With a new joke introduced every few minutes, the sheer quantity of wisecracks provides such overwhelming odds for laughter that it's no surprise that "Anchorman 2: The Legend Continues" trumps its predecessor in risible catch phrases and unrelenting lunacy. Quantity over quality isn't always an asset, and this sequel undoubtedly runs too long, but the truly clever witticisms remain memorable even if the majority of the dialogue is drenched in pure absurdity. At times it's hit-or-miss; Ron Burgundy's random expletives and Brian Fontana's World Famous Jimmy Cabinet offer sidesplitting hilarity, while Brick Tamland's doltish romance and concepts ripped straight from Austin Powers and Jay and Silent Bob quickly lose their charm. But director Adam McKay has had nine years to figure out exactly what worked in Burgundy's original adventure and, for the most part, he's isolated it and amplified it.
When renowned anchorman Ron Burgundy (Will Ferrell) is suddenly terminated from WBC evening news, and his wife Veronica Corningstone (Christina Applegate) is promoted, his life spirals out of control. Six months later, Burgundy is alone, drunk, and employed as an announcer at Sea World, but is soon fired for continued misconduct (such as sexually molesting starfish). After a failed attempt to hang himself, the washed-up journalist is approached by Freddie Shapp (Dylan Baker) and offered a job at GNN, the world's first 24-hour news network. Gathering up his old team, consisting of sportscaster Champ Kind (David Koechner), field correspondent Brian Fontana (Paul Rudd), and weatherman Brick Tamland (Steve Carell), Burgundy heads to New York City to once again reach the ratings apex with his unorthodox brand of reporting.
If ever there was an anti-Paddy Chayefsky, anti-Sidney Lumet's "Network" movie, it would be "Anchorman 2." And Ferrell is his own style of loose cannon, hell-raising, uncontrollably ranting Howard Beale. This time around, after nearly a decade has separated the long anticipated follow-up to Ferrell's early success (and the first of his spoofs of factitious-celebrity), the self-aware, self-indulgent shenanigans haven't been given enough editing attention, allowing the scatterbrained, often abstract painting-like skits to saunter off in all directions. Many go on for too long, while others are of such spontaneous, random, unexplainably tangential strangeness that they clearly resemble the trademark cutaways of the "Family Guy" TV show. With all of the distorted expressions and the overdone CG finale, it's decidedly cartoonish.

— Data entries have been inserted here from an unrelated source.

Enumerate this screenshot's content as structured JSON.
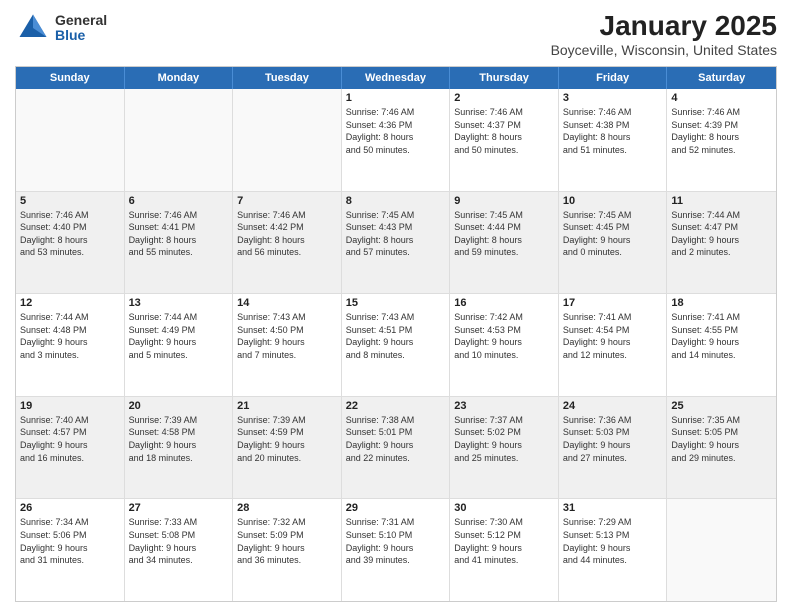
{
  "header": {
    "logo_general": "General",
    "logo_blue": "Blue",
    "title": "January 2025",
    "subtitle": "Boyceville, Wisconsin, United States"
  },
  "calendar": {
    "day_names": [
      "Sunday",
      "Monday",
      "Tuesday",
      "Wednesday",
      "Thursday",
      "Friday",
      "Saturday"
    ],
    "rows": [
      [
        {
          "date": "",
          "info": "",
          "empty": true
        },
        {
          "date": "",
          "info": "",
          "empty": true
        },
        {
          "date": "",
          "info": "",
          "empty": true
        },
        {
          "date": "1",
          "info": "Sunrise: 7:46 AM\nSunset: 4:36 PM\nDaylight: 8 hours\nand 50 minutes."
        },
        {
          "date": "2",
          "info": "Sunrise: 7:46 AM\nSunset: 4:37 PM\nDaylight: 8 hours\nand 50 minutes."
        },
        {
          "date": "3",
          "info": "Sunrise: 7:46 AM\nSunset: 4:38 PM\nDaylight: 8 hours\nand 51 minutes."
        },
        {
          "date": "4",
          "info": "Sunrise: 7:46 AM\nSunset: 4:39 PM\nDaylight: 8 hours\nand 52 minutes."
        }
      ],
      [
        {
          "date": "5",
          "info": "Sunrise: 7:46 AM\nSunset: 4:40 PM\nDaylight: 8 hours\nand 53 minutes."
        },
        {
          "date": "6",
          "info": "Sunrise: 7:46 AM\nSunset: 4:41 PM\nDaylight: 8 hours\nand 55 minutes."
        },
        {
          "date": "7",
          "info": "Sunrise: 7:46 AM\nSunset: 4:42 PM\nDaylight: 8 hours\nand 56 minutes."
        },
        {
          "date": "8",
          "info": "Sunrise: 7:45 AM\nSunset: 4:43 PM\nDaylight: 8 hours\nand 57 minutes."
        },
        {
          "date": "9",
          "info": "Sunrise: 7:45 AM\nSunset: 4:44 PM\nDaylight: 8 hours\nand 59 minutes."
        },
        {
          "date": "10",
          "info": "Sunrise: 7:45 AM\nSunset: 4:45 PM\nDaylight: 9 hours\nand 0 minutes."
        },
        {
          "date": "11",
          "info": "Sunrise: 7:44 AM\nSunset: 4:47 PM\nDaylight: 9 hours\nand 2 minutes."
        }
      ],
      [
        {
          "date": "12",
          "info": "Sunrise: 7:44 AM\nSunset: 4:48 PM\nDaylight: 9 hours\nand 3 minutes."
        },
        {
          "date": "13",
          "info": "Sunrise: 7:44 AM\nSunset: 4:49 PM\nDaylight: 9 hours\nand 5 minutes."
        },
        {
          "date": "14",
          "info": "Sunrise: 7:43 AM\nSunset: 4:50 PM\nDaylight: 9 hours\nand 7 minutes."
        },
        {
          "date": "15",
          "info": "Sunrise: 7:43 AM\nSunset: 4:51 PM\nDaylight: 9 hours\nand 8 minutes."
        },
        {
          "date": "16",
          "info": "Sunrise: 7:42 AM\nSunset: 4:53 PM\nDaylight: 9 hours\nand 10 minutes."
        },
        {
          "date": "17",
          "info": "Sunrise: 7:41 AM\nSunset: 4:54 PM\nDaylight: 9 hours\nand 12 minutes."
        },
        {
          "date": "18",
          "info": "Sunrise: 7:41 AM\nSunset: 4:55 PM\nDaylight: 9 hours\nand 14 minutes."
        }
      ],
      [
        {
          "date": "19",
          "info": "Sunrise: 7:40 AM\nSunset: 4:57 PM\nDaylight: 9 hours\nand 16 minutes."
        },
        {
          "date": "20",
          "info": "Sunrise: 7:39 AM\nSunset: 4:58 PM\nDaylight: 9 hours\nand 18 minutes."
        },
        {
          "date": "21",
          "info": "Sunrise: 7:39 AM\nSunset: 4:59 PM\nDaylight: 9 hours\nand 20 minutes."
        },
        {
          "date": "22",
          "info": "Sunrise: 7:38 AM\nSunset: 5:01 PM\nDaylight: 9 hours\nand 22 minutes."
        },
        {
          "date": "23",
          "info": "Sunrise: 7:37 AM\nSunset: 5:02 PM\nDaylight: 9 hours\nand 25 minutes."
        },
        {
          "date": "24",
          "info": "Sunrise: 7:36 AM\nSunset: 5:03 PM\nDaylight: 9 hours\nand 27 minutes."
        },
        {
          "date": "25",
          "info": "Sunrise: 7:35 AM\nSunset: 5:05 PM\nDaylight: 9 hours\nand 29 minutes."
        }
      ],
      [
        {
          "date": "26",
          "info": "Sunrise: 7:34 AM\nSunset: 5:06 PM\nDaylight: 9 hours\nand 31 minutes."
        },
        {
          "date": "27",
          "info": "Sunrise: 7:33 AM\nSunset: 5:08 PM\nDaylight: 9 hours\nand 34 minutes."
        },
        {
          "date": "28",
          "info": "Sunrise: 7:32 AM\nSunset: 5:09 PM\nDaylight: 9 hours\nand 36 minutes."
        },
        {
          "date": "29",
          "info": "Sunrise: 7:31 AM\nSunset: 5:10 PM\nDaylight: 9 hours\nand 39 minutes."
        },
        {
          "date": "30",
          "info": "Sunrise: 7:30 AM\nSunset: 5:12 PM\nDaylight: 9 hours\nand 41 minutes."
        },
        {
          "date": "31",
          "info": "Sunrise: 7:29 AM\nSunset: 5:13 PM\nDaylight: 9 hours\nand 44 minutes."
        },
        {
          "date": "",
          "info": "",
          "empty": true
        }
      ]
    ]
  }
}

Paying homage to itself repeatedly, this sequel has the sensibility to revisit memorable gags and amplify them – regularly well beyond reason. With the expected sexism, racism, rivalries, and immoderate innuendo comes new themes of modernism, ethical news sourcing, synergy, and familial priorities as it satirically chronicles the evolution of televised journalism. It's also peppered with animal noises, crying, grating voice warm-ups, brawling, heroism, and sustained yelling. Cameos are amusingly abundant, Carell has been reduced to a raving lunatic, background details provide many of the funniest bits, and the chaotic nonsense level is immeasurably high. Laugh-out-loud moments do occur, but at approximately two hours in length, a few of the sillier stunts definitely should have been trimmed.
Gone With The Twins